Schools in the trust also recently donated hundreds of pairs of goggles and thousands of pairs of gloves to frontline health staff.

The school has been in contact with James Cook Hospital, Middlesbrough, which is happy to take hundreds of visors for its staff.

There are also plans to supply local doctor’s surgeries, pharmacies and care homes, front line settings not normally supplied with PPE.

Carmel College principal Mike Shorten said: “This really is a wonderful effort by our staff. We looked at making the visors but didn’t have the materials on site. Leah approached a number of companies and Primex were very supportive in providing a roll of polypropylene.

“The headbands are laser-cut and able to be sterilised and used again and again, but the visors need regular replacement. They are made from 240-micron acetate binding covers we bought from Viking Office Supplies.

"At the moment the staff can make 10 an hour; that’s over 50 a day, which is hard work but incredible.”

Chief executive of the Bishop Hogarth Catholic Education Trust (formerly Carmel Education Trust) Maura Regan added: “I am so proud of our staff, who, as key workers, are themselves on the frontline. Until the holidays started they were teaching five lessons a day live, on line and have now chosen to come in during the Easter break to make the visors, which really is going above and beyond.

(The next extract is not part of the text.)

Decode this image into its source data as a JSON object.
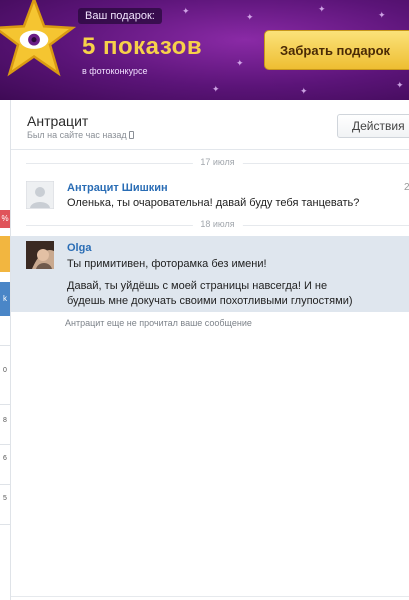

“As an educational trust we pride ourselves on being at the heart of every community we serve and we are only too pleased to do anything we can to support the NHS, doctors and frontline workers in all areas to help keep them safe from this terrible virus.”